If not for this question, the decision from Wilson probably would have never reached the public. At times, the rookie has been criticized for his ability to read a defense but a wise last-second audible may have won the Jets the game in Week 12.
Sure, you could argue that a first-year QB should stick to the play-call on a gimpy knee but you don’t want to limit Wilson’s natural ability either. To be a great quarterback in the NFL, you have to be able to blend intelligence with feel and skill. Add in some grit and the Jets signal-caller displayed all of these traits in this crucial moment.
Playmakers make plays, and that’s exactly what Wilson did in the clutch. This score gave the Jets an 18-14 lead and the Green & White never looked back.
The BYU product got off to another slow start but his completion percentage and poise took a positive jump in the second half. Saleh spoke on the rookie’s perseverance.

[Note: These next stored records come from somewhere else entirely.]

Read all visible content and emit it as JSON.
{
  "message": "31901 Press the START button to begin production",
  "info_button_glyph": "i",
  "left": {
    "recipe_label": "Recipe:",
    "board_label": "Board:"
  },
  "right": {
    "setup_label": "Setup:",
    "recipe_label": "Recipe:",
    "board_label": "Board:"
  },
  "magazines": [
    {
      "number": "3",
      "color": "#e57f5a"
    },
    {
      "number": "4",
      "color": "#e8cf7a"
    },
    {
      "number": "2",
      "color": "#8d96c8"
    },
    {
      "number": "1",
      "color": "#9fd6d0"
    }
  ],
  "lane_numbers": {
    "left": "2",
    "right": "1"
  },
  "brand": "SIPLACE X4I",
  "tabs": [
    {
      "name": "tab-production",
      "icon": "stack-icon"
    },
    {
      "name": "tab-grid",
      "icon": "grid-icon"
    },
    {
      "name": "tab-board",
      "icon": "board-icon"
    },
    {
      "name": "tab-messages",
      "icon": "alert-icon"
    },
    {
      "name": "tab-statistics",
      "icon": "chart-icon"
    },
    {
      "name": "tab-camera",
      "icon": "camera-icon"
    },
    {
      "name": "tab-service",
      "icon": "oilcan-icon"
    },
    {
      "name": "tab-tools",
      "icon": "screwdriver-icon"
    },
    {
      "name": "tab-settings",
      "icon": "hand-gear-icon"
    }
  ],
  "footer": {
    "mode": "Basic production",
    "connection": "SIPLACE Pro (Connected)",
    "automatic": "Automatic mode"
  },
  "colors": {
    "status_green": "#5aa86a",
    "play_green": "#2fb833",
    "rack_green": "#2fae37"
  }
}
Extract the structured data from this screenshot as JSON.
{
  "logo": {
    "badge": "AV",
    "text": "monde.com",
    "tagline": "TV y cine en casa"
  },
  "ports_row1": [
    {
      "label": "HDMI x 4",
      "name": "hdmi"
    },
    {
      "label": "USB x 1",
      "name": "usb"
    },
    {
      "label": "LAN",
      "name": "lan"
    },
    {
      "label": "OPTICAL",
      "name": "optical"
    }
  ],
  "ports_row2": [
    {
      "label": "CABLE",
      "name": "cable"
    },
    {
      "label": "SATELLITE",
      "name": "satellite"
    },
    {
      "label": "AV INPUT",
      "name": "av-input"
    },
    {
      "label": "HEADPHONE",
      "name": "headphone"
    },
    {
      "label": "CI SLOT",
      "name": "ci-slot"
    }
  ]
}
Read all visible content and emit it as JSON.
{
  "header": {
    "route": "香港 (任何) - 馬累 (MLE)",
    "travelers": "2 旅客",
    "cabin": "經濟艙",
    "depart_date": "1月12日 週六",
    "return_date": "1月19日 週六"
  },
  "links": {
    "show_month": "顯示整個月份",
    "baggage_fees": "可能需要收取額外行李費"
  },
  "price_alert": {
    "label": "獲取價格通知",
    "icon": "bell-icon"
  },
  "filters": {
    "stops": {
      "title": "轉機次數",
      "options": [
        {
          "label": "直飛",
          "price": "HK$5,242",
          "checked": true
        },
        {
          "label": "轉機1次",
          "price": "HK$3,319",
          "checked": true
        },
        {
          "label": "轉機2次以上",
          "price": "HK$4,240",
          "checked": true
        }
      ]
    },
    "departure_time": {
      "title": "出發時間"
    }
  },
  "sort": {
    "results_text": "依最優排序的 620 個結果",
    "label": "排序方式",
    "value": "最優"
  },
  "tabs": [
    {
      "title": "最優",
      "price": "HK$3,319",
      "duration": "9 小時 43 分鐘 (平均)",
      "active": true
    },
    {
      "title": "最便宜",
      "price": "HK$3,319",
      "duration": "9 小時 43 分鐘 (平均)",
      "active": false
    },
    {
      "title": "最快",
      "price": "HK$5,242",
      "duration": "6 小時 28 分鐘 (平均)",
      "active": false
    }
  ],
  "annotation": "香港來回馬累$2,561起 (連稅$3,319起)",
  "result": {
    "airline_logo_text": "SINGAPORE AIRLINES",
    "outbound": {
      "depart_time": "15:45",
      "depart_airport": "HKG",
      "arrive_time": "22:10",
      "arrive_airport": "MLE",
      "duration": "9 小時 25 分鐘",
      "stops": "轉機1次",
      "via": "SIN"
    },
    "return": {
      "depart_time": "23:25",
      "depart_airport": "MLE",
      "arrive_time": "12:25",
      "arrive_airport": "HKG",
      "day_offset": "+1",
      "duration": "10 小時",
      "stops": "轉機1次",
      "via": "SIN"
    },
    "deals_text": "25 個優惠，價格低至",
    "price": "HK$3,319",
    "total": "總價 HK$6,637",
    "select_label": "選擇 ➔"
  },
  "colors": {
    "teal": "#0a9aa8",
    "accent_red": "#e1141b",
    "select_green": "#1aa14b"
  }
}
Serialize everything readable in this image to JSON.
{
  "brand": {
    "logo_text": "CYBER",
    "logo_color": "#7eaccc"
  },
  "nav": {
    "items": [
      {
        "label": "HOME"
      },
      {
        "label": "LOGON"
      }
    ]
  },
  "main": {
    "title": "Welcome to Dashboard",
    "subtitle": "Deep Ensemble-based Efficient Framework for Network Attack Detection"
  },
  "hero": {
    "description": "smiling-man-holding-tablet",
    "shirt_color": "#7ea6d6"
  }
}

“I love that he’s hard on himself… his desire to get better is up there with anybody, I mean he works his tail off at it, but at the same time [us] coaches are also hard on ourselves and it’s our job to help him get better and do everything we can for him. So, was it his best game? No. Did he get comfortable as the game went on? Absolutely. He orchestrated two 13-play drives that led to scores [where] we were able to lap them — scored before the half, scored after the half — and another eight-plus play drive,” the Jets HC stated, adding, “he did enough to win the football game and that’s what’s most important.”